Directions
Collect every line in the records below that contains the word "name".

Material to process
========
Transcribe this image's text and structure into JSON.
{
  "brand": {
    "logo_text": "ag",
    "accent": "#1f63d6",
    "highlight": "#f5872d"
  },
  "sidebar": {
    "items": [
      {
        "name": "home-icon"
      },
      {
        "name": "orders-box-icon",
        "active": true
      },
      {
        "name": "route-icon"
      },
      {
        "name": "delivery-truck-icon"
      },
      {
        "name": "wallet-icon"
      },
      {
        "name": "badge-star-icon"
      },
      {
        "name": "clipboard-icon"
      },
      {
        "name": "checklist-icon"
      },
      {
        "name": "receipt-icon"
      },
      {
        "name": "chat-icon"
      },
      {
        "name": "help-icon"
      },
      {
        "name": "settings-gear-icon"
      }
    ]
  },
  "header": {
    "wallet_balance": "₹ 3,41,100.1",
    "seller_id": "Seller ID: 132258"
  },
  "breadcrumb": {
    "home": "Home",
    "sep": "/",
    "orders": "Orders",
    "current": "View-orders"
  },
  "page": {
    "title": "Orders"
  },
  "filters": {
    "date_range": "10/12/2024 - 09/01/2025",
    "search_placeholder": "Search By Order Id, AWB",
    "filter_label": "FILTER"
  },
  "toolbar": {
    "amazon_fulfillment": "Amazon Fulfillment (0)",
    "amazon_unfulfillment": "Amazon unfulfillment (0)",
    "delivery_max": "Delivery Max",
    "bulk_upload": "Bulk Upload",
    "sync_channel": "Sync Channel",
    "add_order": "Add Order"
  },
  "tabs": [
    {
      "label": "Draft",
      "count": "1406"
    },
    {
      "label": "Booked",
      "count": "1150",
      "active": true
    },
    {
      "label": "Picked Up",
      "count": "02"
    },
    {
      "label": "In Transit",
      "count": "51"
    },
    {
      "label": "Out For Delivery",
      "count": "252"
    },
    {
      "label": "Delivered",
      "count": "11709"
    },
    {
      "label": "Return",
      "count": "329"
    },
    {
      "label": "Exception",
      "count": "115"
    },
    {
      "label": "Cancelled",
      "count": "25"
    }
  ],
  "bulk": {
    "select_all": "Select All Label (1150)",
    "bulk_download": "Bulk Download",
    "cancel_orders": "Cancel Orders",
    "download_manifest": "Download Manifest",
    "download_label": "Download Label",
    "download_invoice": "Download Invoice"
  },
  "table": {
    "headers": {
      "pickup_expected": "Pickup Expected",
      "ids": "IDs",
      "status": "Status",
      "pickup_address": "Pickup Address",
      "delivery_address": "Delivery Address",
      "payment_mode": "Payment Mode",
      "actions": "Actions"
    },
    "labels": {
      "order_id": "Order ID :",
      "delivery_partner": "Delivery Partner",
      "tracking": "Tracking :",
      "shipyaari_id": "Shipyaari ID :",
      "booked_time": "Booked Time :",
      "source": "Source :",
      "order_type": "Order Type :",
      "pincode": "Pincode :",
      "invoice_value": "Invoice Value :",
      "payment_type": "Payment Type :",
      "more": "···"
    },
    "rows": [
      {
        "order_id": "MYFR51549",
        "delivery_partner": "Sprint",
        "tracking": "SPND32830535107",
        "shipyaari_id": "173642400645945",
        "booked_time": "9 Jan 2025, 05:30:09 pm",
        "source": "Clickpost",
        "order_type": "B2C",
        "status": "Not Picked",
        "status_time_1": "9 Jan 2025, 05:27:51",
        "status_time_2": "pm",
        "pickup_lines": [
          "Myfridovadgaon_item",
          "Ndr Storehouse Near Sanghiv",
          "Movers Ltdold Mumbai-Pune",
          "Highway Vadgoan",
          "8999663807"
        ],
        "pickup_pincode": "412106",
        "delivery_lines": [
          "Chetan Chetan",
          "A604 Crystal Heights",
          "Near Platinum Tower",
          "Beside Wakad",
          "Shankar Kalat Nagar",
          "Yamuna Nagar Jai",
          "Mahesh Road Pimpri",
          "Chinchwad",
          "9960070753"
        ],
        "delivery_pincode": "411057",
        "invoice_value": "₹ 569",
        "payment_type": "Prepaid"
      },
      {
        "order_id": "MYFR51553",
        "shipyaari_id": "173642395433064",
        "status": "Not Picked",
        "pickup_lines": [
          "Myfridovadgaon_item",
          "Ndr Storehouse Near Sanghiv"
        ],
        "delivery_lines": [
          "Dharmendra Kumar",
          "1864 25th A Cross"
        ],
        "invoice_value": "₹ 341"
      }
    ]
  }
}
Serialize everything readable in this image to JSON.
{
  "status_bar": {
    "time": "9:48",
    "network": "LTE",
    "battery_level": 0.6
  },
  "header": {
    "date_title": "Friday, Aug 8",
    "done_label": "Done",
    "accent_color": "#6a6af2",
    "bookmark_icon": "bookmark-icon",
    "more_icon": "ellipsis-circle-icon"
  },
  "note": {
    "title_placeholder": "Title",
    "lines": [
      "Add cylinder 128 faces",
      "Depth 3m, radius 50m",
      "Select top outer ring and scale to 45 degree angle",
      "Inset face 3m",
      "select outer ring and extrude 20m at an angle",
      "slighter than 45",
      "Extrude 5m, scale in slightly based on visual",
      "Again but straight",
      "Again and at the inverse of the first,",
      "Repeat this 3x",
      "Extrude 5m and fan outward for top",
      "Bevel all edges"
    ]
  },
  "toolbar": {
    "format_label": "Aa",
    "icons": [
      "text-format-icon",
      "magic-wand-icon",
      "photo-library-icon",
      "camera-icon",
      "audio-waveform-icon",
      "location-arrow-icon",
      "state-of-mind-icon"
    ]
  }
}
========
Result of this task
        "name": "home-icon"
        "name": "orders-box-icon",
        "name": "route-icon"
        "name": "delivery-truck-icon"
        "name": "wallet-icon"
        "name": "badge-star-icon"
        "name": "clipboard-icon"
        "name": "checklist-icon"
        "name": "receipt-icon"
        "name": "chat-icon"
        "name": "help-icon"
        "name": "settings-gear-icon"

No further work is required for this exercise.